→ Goal of the exercise: Please repeat the data below exactly, with the pictures removed.

= Beginning of Section =

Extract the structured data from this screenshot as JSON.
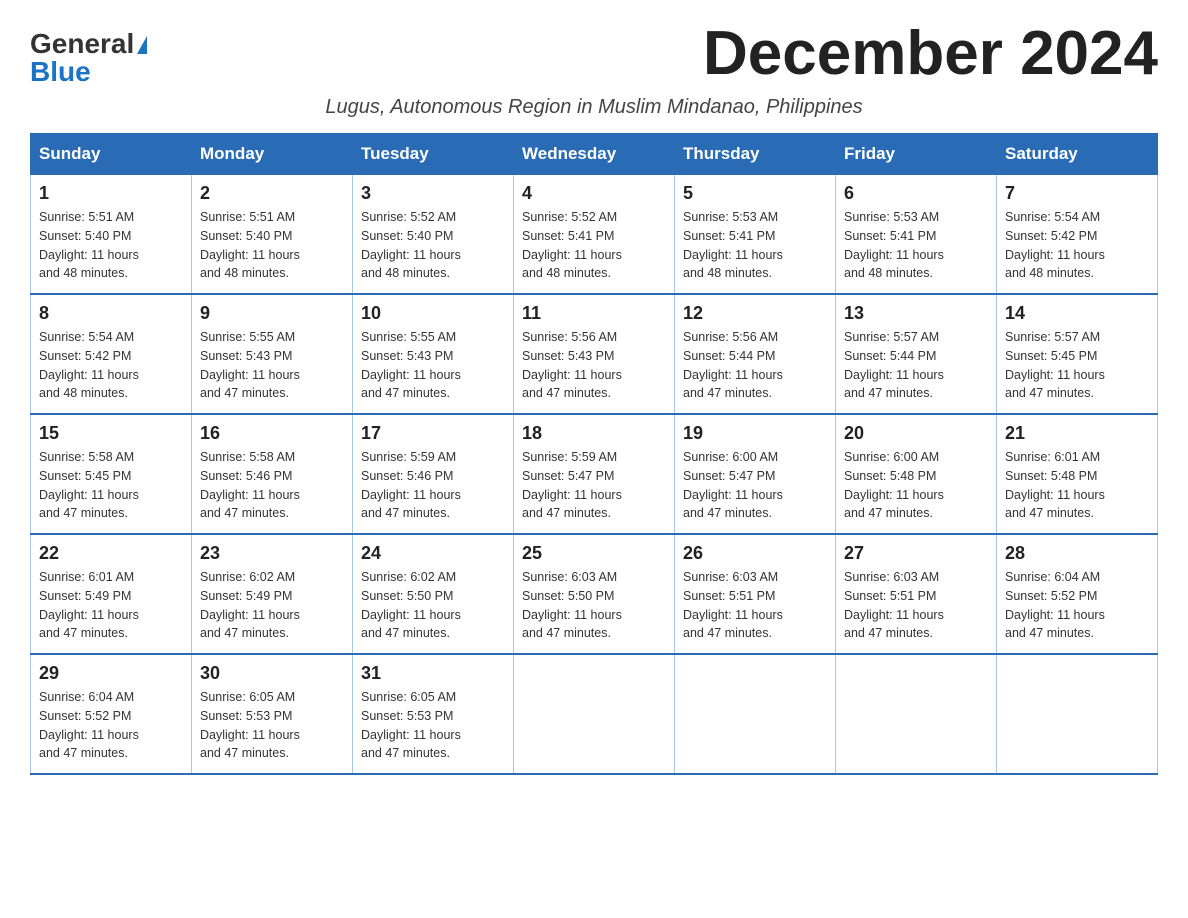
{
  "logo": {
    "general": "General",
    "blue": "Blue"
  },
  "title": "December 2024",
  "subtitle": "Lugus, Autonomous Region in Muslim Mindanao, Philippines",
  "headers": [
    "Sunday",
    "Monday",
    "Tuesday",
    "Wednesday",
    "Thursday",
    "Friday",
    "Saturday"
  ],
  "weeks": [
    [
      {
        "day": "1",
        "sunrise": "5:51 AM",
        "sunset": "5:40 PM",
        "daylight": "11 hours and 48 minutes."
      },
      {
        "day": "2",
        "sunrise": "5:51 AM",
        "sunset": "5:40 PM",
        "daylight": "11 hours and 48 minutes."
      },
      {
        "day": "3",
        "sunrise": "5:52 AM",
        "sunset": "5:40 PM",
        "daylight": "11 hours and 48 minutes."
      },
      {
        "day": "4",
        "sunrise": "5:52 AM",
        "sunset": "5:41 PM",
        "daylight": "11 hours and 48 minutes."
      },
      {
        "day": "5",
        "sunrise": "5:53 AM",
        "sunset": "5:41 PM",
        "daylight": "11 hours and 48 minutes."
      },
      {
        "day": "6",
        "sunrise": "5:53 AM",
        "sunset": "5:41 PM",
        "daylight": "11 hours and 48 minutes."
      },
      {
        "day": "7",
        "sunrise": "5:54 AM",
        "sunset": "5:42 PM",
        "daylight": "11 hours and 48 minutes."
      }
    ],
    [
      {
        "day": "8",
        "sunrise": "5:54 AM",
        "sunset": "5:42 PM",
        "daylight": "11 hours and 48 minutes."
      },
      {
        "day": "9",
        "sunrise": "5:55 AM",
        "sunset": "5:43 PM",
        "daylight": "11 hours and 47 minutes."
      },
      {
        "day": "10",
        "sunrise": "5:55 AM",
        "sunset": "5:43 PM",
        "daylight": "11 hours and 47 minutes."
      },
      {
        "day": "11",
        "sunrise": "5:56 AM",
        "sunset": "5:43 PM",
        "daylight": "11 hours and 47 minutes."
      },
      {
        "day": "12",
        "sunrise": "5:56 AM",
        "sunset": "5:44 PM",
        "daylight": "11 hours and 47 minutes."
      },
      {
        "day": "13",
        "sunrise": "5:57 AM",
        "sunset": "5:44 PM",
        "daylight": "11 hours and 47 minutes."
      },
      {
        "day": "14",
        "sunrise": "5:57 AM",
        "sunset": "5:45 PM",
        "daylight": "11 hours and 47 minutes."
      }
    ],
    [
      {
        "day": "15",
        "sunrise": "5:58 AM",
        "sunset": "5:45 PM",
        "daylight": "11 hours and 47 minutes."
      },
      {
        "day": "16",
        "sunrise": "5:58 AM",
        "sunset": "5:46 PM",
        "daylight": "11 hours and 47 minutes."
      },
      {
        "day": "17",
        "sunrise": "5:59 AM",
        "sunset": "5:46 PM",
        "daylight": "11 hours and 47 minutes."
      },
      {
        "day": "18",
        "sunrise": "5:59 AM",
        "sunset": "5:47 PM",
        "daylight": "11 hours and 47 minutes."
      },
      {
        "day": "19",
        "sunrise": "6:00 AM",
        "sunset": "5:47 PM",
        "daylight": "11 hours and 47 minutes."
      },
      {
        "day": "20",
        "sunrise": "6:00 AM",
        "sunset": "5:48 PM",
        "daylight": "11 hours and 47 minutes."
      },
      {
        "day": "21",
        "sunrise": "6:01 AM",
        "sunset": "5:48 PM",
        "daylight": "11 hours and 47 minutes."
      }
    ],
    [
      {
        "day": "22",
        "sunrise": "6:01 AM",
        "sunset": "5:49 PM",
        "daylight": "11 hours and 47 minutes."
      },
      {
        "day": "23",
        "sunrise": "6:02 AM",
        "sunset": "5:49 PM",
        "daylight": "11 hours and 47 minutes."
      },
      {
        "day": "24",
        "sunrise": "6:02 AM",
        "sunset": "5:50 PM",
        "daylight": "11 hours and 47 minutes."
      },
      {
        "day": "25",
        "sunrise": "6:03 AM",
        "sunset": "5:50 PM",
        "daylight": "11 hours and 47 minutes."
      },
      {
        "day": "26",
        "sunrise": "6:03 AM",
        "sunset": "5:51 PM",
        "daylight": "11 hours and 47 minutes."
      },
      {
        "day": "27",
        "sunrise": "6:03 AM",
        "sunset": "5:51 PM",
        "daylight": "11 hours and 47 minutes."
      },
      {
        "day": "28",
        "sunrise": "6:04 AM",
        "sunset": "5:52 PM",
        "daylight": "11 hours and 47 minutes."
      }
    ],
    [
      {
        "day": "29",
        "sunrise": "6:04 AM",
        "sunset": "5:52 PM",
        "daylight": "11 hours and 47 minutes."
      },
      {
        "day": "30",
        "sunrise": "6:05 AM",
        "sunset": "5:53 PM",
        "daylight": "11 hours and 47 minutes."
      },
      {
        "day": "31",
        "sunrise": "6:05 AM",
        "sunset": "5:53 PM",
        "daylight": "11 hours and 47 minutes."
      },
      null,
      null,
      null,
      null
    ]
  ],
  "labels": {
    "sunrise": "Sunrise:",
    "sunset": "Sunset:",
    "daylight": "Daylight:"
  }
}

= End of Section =

→ Answer to the problem:
Extract the structured data from this screenshot as JSON.
{
  "logo": {
    "general": "General",
    "blue": "Blue"
  },
  "title": "December 2024",
  "subtitle": "Lugus, Autonomous Region in Muslim Mindanao, Philippines",
  "headers": [
    "Sunday",
    "Monday",
    "Tuesday",
    "Wednesday",
    "Thursday",
    "Friday",
    "Saturday"
  ],
  "weeks": [
    [
      {
        "day": "1",
        "sunrise": "5:51 AM",
        "sunset": "5:40 PM",
        "daylight": "11 hours and 48 minutes."
      },
      {
        "day": "2",
        "sunrise": "5:51 AM",
        "sunset": "5:40 PM",
        "daylight": "11 hours and 48 minutes."
      },
      {
        "day": "3",
        "sunrise": "5:52 AM",
        "sunset": "5:40 PM",
        "daylight": "11 hours and 48 minutes."
      },
      {
        "day": "4",
        "sunrise": "5:52 AM",
        "sunset": "5:41 PM",
        "daylight": "11 hours and 48 minutes."
      },
      {
        "day": "5",
        "sunrise": "5:53 AM",
        "sunset": "5:41 PM",
        "daylight": "11 hours and 48 minutes."
      },
      {
        "day": "6",
        "sunrise": "5:53 AM",
        "sunset": "5:41 PM",
        "daylight": "11 hours and 48 minutes."
      },
      {
        "day": "7",
        "sunrise": "5:54 AM",
        "sunset": "5:42 PM",
        "daylight": "11 hours and 48 minutes."
      }
    ],
    [
      {
        "day": "8",
        "sunrise": "5:54 AM",
        "sunset": "5:42 PM",
        "daylight": "11 hours and 48 minutes."
      },
      {
        "day": "9",
        "sunrise": "5:55 AM",
        "sunset": "5:43 PM",
        "daylight": "11 hours and 47 minutes."
      },
      {
        "day": "10",
        "sunrise": "5:55 AM",
        "sunset": "5:43 PM",
        "daylight": "11 hours and 47 minutes."
      },
      {
        "day": "11",
        "sunrise": "5:56 AM",
        "sunset": "5:43 PM",
        "daylight": "11 hours and 47 minutes."
      },
      {
        "day": "12",
        "sunrise": "5:56 AM",
        "sunset": "5:44 PM",
        "daylight": "11 hours and 47 minutes."
      },
      {
        "day": "13",
        "sunrise": "5:57 AM",
        "sunset": "5:44 PM",
        "daylight": "11 hours and 47 minutes."
      },
      {
        "day": "14",
        "sunrise": "5:57 AM",
        "sunset": "5:45 PM",
        "daylight": "11 hours and 47 minutes."
      }
    ],
    [
      {
        "day": "15",
        "sunrise": "5:58 AM",
        "sunset": "5:45 PM",
        "daylight": "11 hours and 47 minutes."
      },
      {
        "day": "16",
        "sunrise": "5:58 AM",
        "sunset": "5:46 PM",
        "daylight": "11 hours and 47 minutes."
      },
      {
        "day": "17",
        "sunrise": "5:59 AM",
        "sunset": "5:46 PM",
        "daylight": "11 hours and 47 minutes."
      },
      {
        "day": "18",
        "sunrise": "5:59 AM",
        "sunset": "5:47 PM",
        "daylight": "11 hours and 47 minutes."
      },
      {
        "day": "19",
        "sunrise": "6:00 AM",
        "sunset": "5:47 PM",
        "daylight": "11 hours and 47 minutes."
      },
      {
        "day": "20",
        "sunrise": "6:00 AM",
        "sunset": "5:48 PM",
        "daylight": "11 hours and 47 minutes."
      },
      {
        "day": "21",
        "sunrise": "6:01 AM",
        "sunset": "5:48 PM",
        "daylight": "11 hours and 47 minutes."
      }
    ],
    [
      {
        "day": "22",
        "sunrise": "6:01 AM",
        "sunset": "5:49 PM",
        "daylight": "11 hours and 47 minutes."
      },
      {
        "day": "23",
        "sunrise": "6:02 AM",
        "sunset": "5:49 PM",
        "daylight": "11 hours and 47 minutes."
      },
      {
        "day": "24",
        "sunrise": "6:02 AM",
        "sunset": "5:50 PM",
        "daylight": "11 hours and 47 minutes."
      },
      {
        "day": "25",
        "sunrise": "6:03 AM",
        "sunset": "5:50 PM",
        "daylight": "11 hours and 47 minutes."
      },
      {
        "day": "26",
        "sunrise": "6:03 AM",
        "sunset": "5:51 PM",
        "daylight": "11 hours and 47 minutes."
      },
      {
        "day": "27",
        "sunrise": "6:03 AM",
        "sunset": "5:51 PM",
        "daylight": "11 hours and 47 minutes."
      },
      {
        "day": "28",
        "sunrise": "6:04 AM",
        "sunset": "5:52 PM",
        "daylight": "11 hours and 47 minutes."
      }
    ],
    [
      {
        "day": "29",
        "sunrise": "6:04 AM",
        "sunset": "5:52 PM",
        "daylight": "11 hours and 47 minutes."
      },
      {
        "day": "30",
        "sunrise": "6:05 AM",
        "sunset": "5:53 PM",
        "daylight": "11 hours and 47 minutes."
      },
      {
        "day": "31",
        "sunrise": "6:05 AM",
        "sunset": "5:53 PM",
        "daylight": "11 hours and 47 minutes."
      },
      null,
      null,
      null,
      null
    ]
  ],
  "labels": {
    "sunrise": "Sunrise:",
    "sunset": "Sunset:",
    "daylight": "Daylight:"
  }
}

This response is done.